(photo credit: JPOST STAFF)
LONDON - Sterling saw its biggest daily fall since January before recovering some ground on Friday after an exit poll unexpectedly showed Prime Minister Theresa May falling short of an overall parliamentary majority in Britain's election.
The shock of a projection that raised questions about how Britain will advance with its plan to leave the European Union, and whether any party could form a stable government, sank the pound initially by almost 2 percent against both the dollar and euro.
But rises in the vote for May's Conservatives in a handful of early results, along with the prospect that an opposition Labour-led coalition might engineer a softer "Brexit," helped the currency recover half of those losses.
"We only have four seats in at the moment but as soon as returning officers are telling us that the Conservatives are losing but lessening their losses in Labour safe seats, sterling is getting a bid," said Jeremy Cook, chief economist at the international payments company, World First.
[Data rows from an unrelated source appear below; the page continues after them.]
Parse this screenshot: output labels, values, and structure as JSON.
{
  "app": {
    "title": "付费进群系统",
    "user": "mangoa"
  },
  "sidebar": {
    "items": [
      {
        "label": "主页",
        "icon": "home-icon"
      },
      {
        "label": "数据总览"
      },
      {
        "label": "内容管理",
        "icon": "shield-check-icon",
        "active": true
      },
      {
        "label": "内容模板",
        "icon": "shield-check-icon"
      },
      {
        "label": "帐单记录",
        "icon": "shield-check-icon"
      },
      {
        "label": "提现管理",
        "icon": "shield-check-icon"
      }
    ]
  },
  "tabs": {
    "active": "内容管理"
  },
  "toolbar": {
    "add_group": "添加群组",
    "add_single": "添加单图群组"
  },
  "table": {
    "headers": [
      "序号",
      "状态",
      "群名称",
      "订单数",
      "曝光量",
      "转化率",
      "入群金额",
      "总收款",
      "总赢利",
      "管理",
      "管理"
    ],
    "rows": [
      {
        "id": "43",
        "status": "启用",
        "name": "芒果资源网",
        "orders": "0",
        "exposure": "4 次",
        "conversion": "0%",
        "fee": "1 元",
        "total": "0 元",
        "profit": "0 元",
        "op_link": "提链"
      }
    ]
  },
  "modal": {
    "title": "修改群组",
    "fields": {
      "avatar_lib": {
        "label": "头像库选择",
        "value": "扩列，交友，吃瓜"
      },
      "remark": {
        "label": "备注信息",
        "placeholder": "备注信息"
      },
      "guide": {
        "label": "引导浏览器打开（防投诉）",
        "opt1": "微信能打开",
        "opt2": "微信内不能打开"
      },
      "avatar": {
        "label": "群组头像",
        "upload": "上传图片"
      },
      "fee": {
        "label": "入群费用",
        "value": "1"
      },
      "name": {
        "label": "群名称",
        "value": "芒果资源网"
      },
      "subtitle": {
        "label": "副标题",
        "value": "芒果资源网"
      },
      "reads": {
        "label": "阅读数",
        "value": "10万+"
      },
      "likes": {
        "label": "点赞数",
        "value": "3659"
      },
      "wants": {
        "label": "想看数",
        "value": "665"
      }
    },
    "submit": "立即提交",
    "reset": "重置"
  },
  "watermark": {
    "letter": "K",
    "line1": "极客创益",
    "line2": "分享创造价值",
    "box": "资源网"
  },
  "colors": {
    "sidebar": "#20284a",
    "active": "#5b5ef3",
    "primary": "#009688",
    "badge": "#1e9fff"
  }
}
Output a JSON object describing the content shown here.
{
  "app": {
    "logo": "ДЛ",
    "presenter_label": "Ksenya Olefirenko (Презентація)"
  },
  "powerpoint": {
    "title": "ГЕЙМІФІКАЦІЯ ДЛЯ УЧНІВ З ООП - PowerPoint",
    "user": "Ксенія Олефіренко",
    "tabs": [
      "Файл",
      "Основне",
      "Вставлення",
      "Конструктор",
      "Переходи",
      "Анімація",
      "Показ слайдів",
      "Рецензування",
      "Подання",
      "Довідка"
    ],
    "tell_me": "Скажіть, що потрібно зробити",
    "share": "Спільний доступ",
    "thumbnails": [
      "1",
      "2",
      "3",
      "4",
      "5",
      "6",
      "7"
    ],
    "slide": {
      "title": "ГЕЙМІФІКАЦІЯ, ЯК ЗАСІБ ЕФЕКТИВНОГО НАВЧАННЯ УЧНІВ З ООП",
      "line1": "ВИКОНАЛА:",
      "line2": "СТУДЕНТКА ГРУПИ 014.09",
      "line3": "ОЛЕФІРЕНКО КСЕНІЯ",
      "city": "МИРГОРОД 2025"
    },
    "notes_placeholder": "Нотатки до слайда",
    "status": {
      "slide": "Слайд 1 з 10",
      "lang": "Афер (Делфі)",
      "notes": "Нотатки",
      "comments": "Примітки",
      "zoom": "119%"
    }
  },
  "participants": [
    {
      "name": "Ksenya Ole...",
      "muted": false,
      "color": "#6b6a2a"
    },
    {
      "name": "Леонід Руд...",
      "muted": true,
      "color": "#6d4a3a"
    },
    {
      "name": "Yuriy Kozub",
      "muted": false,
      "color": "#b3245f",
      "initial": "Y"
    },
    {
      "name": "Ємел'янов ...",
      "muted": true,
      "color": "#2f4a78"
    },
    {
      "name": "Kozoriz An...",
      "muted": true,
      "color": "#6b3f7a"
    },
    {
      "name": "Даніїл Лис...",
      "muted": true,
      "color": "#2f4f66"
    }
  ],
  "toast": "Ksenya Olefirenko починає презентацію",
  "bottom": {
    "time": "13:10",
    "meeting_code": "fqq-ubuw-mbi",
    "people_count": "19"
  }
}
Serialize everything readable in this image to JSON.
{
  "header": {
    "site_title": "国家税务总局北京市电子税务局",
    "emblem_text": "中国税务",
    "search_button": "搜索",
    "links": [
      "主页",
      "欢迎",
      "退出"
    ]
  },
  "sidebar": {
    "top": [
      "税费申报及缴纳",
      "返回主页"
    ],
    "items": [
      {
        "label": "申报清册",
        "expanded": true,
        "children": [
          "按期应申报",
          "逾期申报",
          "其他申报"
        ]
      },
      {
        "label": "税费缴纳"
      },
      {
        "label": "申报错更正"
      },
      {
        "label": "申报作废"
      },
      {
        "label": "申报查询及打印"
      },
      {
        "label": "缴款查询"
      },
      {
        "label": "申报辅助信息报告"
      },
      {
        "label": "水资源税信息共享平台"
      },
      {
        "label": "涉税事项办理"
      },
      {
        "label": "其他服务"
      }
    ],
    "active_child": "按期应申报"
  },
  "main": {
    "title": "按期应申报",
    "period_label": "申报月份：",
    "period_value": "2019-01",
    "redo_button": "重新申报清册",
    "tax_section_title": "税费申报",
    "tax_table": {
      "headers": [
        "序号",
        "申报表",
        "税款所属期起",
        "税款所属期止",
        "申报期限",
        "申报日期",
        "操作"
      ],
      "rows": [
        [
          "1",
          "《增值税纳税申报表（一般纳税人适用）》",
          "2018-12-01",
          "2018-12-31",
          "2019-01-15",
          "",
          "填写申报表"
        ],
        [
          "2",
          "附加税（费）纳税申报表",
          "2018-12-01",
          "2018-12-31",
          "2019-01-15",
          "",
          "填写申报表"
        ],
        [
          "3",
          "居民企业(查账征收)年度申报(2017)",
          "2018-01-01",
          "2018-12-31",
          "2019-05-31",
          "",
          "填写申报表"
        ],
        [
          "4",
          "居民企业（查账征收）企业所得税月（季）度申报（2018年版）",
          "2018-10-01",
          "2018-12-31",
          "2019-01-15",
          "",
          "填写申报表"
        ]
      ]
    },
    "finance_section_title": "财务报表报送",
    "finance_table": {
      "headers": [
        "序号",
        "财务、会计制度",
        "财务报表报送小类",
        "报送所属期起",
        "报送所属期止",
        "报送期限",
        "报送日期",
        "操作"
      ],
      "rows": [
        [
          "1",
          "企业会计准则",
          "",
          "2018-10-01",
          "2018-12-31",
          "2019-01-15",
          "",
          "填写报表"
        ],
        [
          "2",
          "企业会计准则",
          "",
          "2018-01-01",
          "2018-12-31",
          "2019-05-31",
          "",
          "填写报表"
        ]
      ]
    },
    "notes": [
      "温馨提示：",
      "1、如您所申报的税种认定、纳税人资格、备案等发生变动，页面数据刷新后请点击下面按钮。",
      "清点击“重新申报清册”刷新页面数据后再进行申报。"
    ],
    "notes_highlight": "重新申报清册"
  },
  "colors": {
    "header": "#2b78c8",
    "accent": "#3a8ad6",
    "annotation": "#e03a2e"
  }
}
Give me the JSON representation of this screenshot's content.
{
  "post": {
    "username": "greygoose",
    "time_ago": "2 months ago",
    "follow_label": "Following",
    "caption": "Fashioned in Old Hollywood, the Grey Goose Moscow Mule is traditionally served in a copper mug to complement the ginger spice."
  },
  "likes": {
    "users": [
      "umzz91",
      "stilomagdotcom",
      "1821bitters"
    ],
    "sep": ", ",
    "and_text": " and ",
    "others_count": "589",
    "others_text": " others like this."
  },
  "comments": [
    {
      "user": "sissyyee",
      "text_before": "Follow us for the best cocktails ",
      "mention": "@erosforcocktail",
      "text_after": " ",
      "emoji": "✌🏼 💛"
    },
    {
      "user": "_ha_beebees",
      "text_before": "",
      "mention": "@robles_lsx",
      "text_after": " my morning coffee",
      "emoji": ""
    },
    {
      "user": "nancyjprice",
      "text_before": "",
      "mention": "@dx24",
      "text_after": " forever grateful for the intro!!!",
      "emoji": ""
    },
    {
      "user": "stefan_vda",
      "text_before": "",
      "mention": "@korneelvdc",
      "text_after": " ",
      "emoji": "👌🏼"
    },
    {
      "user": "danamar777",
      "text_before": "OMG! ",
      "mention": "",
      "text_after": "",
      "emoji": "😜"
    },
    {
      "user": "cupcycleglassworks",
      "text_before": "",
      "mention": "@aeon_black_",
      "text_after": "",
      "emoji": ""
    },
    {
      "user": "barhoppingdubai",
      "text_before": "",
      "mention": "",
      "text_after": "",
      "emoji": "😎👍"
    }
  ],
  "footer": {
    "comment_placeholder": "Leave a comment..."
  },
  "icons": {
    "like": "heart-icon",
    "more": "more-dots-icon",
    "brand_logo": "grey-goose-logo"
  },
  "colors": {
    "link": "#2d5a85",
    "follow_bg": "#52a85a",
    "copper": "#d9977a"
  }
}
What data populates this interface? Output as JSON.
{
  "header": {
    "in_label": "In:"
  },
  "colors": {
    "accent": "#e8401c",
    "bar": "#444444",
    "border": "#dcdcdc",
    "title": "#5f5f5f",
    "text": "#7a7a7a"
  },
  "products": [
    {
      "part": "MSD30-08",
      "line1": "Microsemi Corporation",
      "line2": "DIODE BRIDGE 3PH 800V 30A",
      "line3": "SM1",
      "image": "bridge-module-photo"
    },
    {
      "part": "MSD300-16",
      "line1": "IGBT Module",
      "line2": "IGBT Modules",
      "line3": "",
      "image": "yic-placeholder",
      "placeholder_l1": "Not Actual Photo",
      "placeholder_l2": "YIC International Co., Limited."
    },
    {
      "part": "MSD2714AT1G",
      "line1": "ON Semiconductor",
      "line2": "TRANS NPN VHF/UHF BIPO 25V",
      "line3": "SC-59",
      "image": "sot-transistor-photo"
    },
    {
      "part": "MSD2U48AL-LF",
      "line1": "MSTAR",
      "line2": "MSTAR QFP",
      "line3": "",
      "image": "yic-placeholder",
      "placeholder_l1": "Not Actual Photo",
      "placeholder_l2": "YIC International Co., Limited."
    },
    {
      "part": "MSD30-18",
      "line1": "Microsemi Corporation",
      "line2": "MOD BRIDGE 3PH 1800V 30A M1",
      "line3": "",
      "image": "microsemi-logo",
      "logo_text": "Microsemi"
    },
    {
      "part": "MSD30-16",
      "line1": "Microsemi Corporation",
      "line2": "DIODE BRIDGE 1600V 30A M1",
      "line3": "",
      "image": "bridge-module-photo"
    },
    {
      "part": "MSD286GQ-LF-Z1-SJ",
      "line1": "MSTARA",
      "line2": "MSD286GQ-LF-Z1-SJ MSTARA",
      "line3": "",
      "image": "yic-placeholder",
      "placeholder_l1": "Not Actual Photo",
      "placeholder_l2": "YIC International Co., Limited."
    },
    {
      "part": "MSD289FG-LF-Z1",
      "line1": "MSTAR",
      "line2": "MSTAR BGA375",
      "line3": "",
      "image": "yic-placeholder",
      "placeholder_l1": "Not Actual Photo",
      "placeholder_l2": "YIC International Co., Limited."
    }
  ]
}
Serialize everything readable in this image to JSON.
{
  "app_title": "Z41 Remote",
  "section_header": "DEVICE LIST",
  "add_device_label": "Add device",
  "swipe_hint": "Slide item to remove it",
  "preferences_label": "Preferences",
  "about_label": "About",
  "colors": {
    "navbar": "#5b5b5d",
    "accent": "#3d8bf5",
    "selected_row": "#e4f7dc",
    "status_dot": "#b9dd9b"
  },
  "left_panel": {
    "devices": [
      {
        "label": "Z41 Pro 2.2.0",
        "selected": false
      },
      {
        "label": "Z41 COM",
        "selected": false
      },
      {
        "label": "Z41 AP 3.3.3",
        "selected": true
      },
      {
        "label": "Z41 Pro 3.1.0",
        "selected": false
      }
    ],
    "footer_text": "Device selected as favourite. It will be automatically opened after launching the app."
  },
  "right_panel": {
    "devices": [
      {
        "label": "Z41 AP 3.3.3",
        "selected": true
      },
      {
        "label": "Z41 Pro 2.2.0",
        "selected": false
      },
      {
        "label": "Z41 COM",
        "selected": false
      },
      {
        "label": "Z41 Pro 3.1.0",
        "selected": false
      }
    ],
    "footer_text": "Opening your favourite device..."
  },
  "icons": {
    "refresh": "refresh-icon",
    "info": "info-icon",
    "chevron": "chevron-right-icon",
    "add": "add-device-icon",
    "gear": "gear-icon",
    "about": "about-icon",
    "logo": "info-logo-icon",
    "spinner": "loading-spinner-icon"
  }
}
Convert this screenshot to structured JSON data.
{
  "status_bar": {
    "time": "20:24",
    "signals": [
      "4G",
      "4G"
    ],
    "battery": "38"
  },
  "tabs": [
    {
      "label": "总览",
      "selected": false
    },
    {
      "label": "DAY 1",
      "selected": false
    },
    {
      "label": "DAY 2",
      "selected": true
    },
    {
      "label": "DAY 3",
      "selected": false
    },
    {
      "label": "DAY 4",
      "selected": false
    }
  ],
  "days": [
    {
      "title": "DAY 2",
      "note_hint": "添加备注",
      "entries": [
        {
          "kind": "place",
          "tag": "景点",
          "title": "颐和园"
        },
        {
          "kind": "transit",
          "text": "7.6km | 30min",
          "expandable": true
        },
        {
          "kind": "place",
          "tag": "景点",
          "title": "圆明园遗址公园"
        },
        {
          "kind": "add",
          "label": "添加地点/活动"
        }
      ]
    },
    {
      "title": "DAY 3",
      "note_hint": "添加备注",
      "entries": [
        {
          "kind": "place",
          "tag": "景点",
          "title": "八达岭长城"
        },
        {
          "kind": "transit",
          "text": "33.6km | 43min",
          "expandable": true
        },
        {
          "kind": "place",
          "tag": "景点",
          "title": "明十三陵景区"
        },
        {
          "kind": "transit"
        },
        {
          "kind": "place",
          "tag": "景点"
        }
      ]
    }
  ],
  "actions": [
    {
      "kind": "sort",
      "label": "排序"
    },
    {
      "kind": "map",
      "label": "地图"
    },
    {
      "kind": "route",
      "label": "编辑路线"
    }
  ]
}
By 2307 GMT, sterling was 1.3 percent lower on the day at $1.2780, having fallen as low as $1.2705, and 87.59 pence per euro.